● **Provided data**:
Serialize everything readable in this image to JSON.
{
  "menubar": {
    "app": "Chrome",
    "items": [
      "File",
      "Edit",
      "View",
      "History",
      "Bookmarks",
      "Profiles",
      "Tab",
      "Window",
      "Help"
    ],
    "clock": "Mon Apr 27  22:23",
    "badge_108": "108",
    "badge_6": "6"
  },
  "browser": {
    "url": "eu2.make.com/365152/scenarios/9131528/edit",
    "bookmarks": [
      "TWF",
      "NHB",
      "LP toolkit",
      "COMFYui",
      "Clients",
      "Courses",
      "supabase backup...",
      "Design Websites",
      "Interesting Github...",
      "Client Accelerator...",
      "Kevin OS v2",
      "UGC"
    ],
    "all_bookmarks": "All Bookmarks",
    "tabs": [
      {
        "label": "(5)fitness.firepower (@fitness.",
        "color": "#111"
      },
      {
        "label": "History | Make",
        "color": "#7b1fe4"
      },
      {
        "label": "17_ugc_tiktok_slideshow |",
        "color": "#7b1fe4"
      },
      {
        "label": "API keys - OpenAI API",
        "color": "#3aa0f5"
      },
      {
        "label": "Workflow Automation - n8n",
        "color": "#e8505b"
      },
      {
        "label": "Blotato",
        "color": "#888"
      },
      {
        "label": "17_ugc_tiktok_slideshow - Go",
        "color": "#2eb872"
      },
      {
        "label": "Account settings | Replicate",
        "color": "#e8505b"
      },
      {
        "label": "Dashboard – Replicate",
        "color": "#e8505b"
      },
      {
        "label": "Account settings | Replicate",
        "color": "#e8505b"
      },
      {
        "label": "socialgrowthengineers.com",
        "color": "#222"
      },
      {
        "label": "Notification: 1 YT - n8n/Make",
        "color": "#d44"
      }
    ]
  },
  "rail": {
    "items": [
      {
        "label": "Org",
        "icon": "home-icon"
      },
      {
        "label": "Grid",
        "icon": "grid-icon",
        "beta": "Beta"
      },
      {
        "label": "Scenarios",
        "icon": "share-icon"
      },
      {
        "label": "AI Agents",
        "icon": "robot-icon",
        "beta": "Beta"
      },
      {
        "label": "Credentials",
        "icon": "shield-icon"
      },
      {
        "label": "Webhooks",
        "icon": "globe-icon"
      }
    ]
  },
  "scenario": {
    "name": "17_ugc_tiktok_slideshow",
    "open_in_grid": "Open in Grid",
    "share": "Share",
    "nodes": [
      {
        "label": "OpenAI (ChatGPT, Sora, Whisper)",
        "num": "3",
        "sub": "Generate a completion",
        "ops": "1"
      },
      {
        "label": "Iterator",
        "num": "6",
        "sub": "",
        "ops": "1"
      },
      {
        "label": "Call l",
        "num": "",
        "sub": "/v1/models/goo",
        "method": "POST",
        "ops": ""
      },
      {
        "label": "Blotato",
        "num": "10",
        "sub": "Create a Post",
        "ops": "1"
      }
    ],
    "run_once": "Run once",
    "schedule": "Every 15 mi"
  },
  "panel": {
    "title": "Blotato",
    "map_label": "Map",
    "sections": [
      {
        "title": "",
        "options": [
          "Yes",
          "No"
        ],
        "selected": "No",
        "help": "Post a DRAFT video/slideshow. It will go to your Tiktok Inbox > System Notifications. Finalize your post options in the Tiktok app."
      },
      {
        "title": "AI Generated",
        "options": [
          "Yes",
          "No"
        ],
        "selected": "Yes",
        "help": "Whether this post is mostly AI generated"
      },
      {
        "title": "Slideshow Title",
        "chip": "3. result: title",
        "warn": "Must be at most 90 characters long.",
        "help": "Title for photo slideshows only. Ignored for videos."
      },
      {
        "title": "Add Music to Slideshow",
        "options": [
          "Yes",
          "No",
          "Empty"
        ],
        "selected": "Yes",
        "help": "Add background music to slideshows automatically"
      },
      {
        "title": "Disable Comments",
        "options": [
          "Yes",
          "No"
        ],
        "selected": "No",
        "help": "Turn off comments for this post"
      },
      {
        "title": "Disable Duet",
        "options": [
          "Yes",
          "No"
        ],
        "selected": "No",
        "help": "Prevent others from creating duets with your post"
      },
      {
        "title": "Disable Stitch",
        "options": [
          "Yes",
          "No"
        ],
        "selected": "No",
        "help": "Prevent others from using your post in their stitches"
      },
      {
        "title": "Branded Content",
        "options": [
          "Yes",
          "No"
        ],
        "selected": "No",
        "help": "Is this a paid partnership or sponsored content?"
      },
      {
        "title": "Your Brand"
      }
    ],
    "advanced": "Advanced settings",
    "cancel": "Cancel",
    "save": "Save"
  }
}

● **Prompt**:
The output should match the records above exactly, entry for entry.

● **Answer box**:
Serialize everything readable in this image to JSON.
{
  "menubar": {
    "app": "Chrome",
    "items": [
      "File",
      "Edit",
      "View",
      "History",
      "Bookmarks",
      "Profiles",
      "Tab",
      "Window",
      "Help"
    ],
    "clock": "Mon Apr 27  22:23",
    "badge_108": "108",
    "badge_6": "6"
  },
  "browser": {
    "url": "eu2.make.com/365152/scenarios/9131528/edit",
    "bookmarks": [
      "TWF",
      "NHB",
      "LP toolkit",
      "COMFYui",
      "Clients",
      "Courses",
      "supabase backup...",
      "Design Websites",
      "Interesting Github...",
      "Client Accelerator...",
      "Kevin OS v2",
      "UGC"
    ],
    "all_bookmarks": "All Bookmarks",
    "tabs": [
      {
        "label": "(5)fitness.firepower (@fitness.",
        "color": "#111"
      },
      {
        "label": "History | Make",
        "color": "#7b1fe4"
      },
      {
        "label": "17_ugc_tiktok_slideshow |",
        "color": "#7b1fe4"
      },
      {
        "label": "API keys - OpenAI API",
        "color": "#3aa0f5"
      },
      {
        "label": "Workflow Automation - n8n",
        "color": "#e8505b"
      },
      {
        "label": "Blotato",
        "color": "#888"
      },
      {
        "label": "17_ugc_tiktok_slideshow - Go",
        "color": "#2eb872"
      },
      {
        "label": "Account settings | Replicate",
        "color": "#e8505b"
      },
      {
        "label": "Dashboard – Replicate",
        "color": "#e8505b"
      },
      {
        "label": "Account settings | Replicate",
        "color": "#e8505b"
      },
      {
        "label": "socialgrowthengineers.com",
        "color": "#222"
      },
      {
        "label": "Notification: 1 YT - n8n/Make",
        "color": "#d44"
      }
    ]
  },
  "rail": {
    "items": [
      {
        "label": "Org",
        "icon": "home-icon"
      },
      {
        "label": "Grid",
        "icon": "grid-icon",
        "beta": "Beta"
      },
      {
        "label": "Scenarios",
        "icon": "share-icon"
      },
      {
        "label": "AI Agents",
        "icon": "robot-icon",
        "beta": "Beta"
      },
      {
        "label": "Credentials",
        "icon": "shield-icon"
      },
      {
        "label": "Webhooks",
        "icon": "globe-icon"
      }
    ]
  },
  "scenario": {
    "name": "17_ugc_tiktok_slideshow",
    "open_in_grid": "Open in Grid",
    "share": "Share",
    "nodes": [
      {
        "label": "OpenAI (ChatGPT, Sora, Whisper)",
        "num": "3",
        "sub": "Generate a completion",
        "ops": "1"
      },
      {
        "label": "Iterator",
        "num": "6",
        "sub": "",
        "ops": "1"
      },
      {
        "label": "Call l",
        "num": "",
        "sub": "/v1/models/goo",
        "method": "POST",
        "ops": ""
      },
      {
        "label": "Blotato",
        "num": "10",
        "sub": "Create a Post",
        "ops": "1"
      }
    ],
    "run_once": "Run once",
    "schedule": "Every 15 mi"
  },
  "panel": {
    "title": "Blotato",
    "map_label": "Map",
    "sections": [
      {
        "title": "",
        "options": [
          "Yes",
          "No"
        ],
        "selected": "No",
        "help": "Post a DRAFT video/slideshow. It will go to your Tiktok Inbox > System Notifications. Finalize your post options in the Tiktok app."
      },
      {
        "title": "AI Generated",
        "options": [
          "Yes",
          "No"
        ],
        "selected": "Yes",
        "help": "Whether this post is mostly AI generated"
      },
      {
        "title": "Slideshow Title",
        "chip": "3. result: title",
        "warn": "Must be at most 90 characters long.",
        "help": "Title for photo slideshows only. Ignored for videos."
      },
      {
        "title": "Add Music to Slideshow",
        "options": [
          "Yes",
          "No",
          "Empty"
        ],
        "selected": "Yes",
        "help": "Add background music to slideshows automatically"
      },
      {
        "title": "Disable Comments",
        "options": [
          "Yes",
          "No"
        ],
        "selected": "No",
        "help": "Turn off comments for this post"
      },
      {
        "title": "Disable Duet",
        "options": [
          "Yes",
          "No"
        ],
        "selected": "No",
        "help": "Prevent others from creating duets with your post"
      },
      {
        "title": "Disable Stitch",
        "options": [
          "Yes",
          "No"
        ],
        "selected": "No",
        "help": "Prevent others from using your post in their stitches"
      },
      {
        "title": "Branded Content",
        "options": [
          "Yes",
          "No"
        ],
        "selected": "No",
        "help": "Is this a paid partnership or sponsored content?"
      },
      {
        "title": "Your Brand"
      }
    ],
    "advanced": "Advanced settings",
    "cancel": "Cancel",
    "save": "Save"
  }
}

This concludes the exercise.